Gniot is mainly known for his activities as a director of music and TV commercials, as well as a journalist and political activist. He is one of the founders of SOS BY, an independent union of Belarusian sportspeople, which reportedly played a part in the canceling of the 2021 Hockey World Cup in Belarus. The decision was made months before the event and was motivated in part by ongoing human rights abuses perpetrated by authorities in the wake of the 2020-2021 mass protest movement against Lukashenko. SOS BY was later designated as an ‘extremist formation’ by the Belarusian state security services, which made it possible to sentence its members to lengthy prison terms.

Gniot is also known to have worked as a freelancer for Current Time TV, an independent Russian-language TV channel based in Prague, which is part of the Radio Free Europe/Radio Liberty media corporation. Current Time TV is also labelled as extremist in Belarus, with the channel’s website and social media accounts designated as ‘extremist material’ since January 2024. The media company supported Gniot by addressing a letter to Serbian authorities, in which the channel claimed that their journalist was being persecuted by Belarusian authorities for having worked with them.

While Gniot has been formally accused of tax evasion, he claims that he was never notified of these charges throughout the years during which he would have violated Belarusian tax laws. Tax evasion, as well as other charges, were also earlier used to incriminate Maryna Zolatava and Lyudmila Chekina, respectively the editor-in-chief and director general of The website used to be Belarus’ most popular independent online outlet before authorities forced its closure in 2021.

In addition, Gniot’s lawyers reported that authorities in Minsk based their accusations on a law adopted in 2019, while the charges are related to Gniot’s activities between 2012 and 2018.


Risk of political persecution in Belarus

Belarus remains Europe’s biggest jailer of journalists, with 36 media workers currently behind bars according to BAJ. The country of nine million also has the highest rate of imprisoned journalists per capita in the world.
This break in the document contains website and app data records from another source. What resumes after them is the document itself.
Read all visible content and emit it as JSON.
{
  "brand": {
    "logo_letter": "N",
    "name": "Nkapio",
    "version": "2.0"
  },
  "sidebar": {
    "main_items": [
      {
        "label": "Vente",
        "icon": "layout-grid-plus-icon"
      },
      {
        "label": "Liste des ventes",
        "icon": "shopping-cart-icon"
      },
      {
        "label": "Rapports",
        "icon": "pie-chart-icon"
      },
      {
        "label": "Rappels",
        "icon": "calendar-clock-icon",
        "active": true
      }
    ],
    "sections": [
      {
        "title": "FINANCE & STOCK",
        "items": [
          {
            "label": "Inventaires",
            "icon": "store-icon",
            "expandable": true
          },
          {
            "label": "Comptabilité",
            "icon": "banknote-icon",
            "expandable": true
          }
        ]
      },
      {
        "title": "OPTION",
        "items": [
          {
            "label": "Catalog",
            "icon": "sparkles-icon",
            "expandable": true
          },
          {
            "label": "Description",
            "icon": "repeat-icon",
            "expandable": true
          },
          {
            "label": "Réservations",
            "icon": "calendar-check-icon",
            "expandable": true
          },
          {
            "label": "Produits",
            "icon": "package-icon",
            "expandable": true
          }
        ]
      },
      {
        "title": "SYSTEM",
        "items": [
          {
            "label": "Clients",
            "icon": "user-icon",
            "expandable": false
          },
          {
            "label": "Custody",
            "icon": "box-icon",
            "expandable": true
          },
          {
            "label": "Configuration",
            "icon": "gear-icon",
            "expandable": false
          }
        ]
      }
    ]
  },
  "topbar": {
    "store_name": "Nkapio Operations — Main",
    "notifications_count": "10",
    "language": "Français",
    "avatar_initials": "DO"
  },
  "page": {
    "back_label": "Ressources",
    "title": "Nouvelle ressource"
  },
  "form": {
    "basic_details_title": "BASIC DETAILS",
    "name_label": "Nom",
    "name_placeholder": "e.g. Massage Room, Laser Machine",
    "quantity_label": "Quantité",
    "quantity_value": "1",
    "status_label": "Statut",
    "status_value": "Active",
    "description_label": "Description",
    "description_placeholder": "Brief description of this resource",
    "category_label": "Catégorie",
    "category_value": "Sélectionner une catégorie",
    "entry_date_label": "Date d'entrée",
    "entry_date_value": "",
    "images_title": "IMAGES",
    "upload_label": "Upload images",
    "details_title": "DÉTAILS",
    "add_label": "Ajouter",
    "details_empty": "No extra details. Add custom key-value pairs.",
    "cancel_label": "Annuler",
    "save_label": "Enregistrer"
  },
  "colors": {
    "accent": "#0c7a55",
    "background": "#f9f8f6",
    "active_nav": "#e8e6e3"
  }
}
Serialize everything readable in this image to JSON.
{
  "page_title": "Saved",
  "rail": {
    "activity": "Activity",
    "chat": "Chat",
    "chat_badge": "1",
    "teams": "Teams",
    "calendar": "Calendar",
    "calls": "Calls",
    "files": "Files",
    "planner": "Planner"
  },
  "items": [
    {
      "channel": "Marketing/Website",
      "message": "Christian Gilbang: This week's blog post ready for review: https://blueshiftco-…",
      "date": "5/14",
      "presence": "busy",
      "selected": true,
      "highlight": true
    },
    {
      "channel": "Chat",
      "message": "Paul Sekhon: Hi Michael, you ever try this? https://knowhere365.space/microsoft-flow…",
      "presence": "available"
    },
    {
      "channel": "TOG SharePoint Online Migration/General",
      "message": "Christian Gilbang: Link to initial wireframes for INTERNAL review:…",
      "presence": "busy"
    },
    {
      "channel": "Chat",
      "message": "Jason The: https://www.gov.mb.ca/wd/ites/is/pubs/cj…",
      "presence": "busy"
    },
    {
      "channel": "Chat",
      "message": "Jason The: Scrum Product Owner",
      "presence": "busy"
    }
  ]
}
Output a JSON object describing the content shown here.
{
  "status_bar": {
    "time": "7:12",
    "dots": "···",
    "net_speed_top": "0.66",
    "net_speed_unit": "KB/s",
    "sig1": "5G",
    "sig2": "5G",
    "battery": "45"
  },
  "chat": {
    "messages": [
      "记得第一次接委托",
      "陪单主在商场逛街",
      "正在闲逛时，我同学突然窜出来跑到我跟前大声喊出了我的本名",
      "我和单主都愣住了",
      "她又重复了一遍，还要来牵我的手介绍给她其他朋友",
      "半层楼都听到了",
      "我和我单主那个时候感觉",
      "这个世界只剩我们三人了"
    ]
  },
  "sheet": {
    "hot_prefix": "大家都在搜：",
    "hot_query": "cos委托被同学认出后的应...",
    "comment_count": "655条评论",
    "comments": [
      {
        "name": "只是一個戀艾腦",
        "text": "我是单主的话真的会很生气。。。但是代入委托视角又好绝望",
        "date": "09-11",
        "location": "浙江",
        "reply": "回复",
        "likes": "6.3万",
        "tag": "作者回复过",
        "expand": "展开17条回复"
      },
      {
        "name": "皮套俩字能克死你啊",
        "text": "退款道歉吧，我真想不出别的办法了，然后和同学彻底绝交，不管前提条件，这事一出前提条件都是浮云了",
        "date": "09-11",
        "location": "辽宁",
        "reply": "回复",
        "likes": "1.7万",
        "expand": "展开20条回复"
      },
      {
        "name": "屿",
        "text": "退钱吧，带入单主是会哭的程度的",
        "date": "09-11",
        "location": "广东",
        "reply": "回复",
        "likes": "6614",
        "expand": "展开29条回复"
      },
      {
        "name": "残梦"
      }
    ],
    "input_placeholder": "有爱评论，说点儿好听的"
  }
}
Independent media are in practice fully banned at the national level, and independent journalists have been forced to go into exile, as staying in Belarus exposed them to inevitable repression as retaliation for both current and past activities.

Since 2020, authorities have labelled thousands of media outlets, website pages, social media accounts and other online content as various forms of ‘extremism’: as a result, journalists and readers alike face fines and prison terms for any interactions, current or past, with independent outlets designated as such. Security forces are known  to regularly detain Belarusian journalists and people who access independent media for past activities, with the first group receiving prison or other sentences restricting their liberty, and the second beinng typically forced to record videos ‘confessing’ to their ‘extremism’ before serving short-term prison terms (typically up to 15 days).

Given the wide scale politically-motivated repression in Belarus, we urge the High Court of Belgrade, which is currently handling Gniot’s case, to pronounce a decision in favour of his immediate release, as well as for relevant authorities in Serbia to not appeal such a decision.

Serbian authorities should take into account the unimaginable scale of repression of independent media in Belarus, and the fact that Belarusian authorities have weaponised tax evasion charges to take revenge on a journalist for his past successful activism against human rights abuses. Gniot’s deportation to Belarus would expose him to arbitrary detention and imprisonment, as well as inhumane treatment and torture while in custody.

Andrey Gniot must be freed and allowed to continue his professional activities in the country of his choice.



International Press Institute (IPI)

ARTICLE 19 Europe

European Centre for Press and Media Freedom (ECPMF)

European Federation of Journalists (EFJ)

Free Press Unlimited (FPU)

OBC Transeuropa (OBCT)


Source: Article19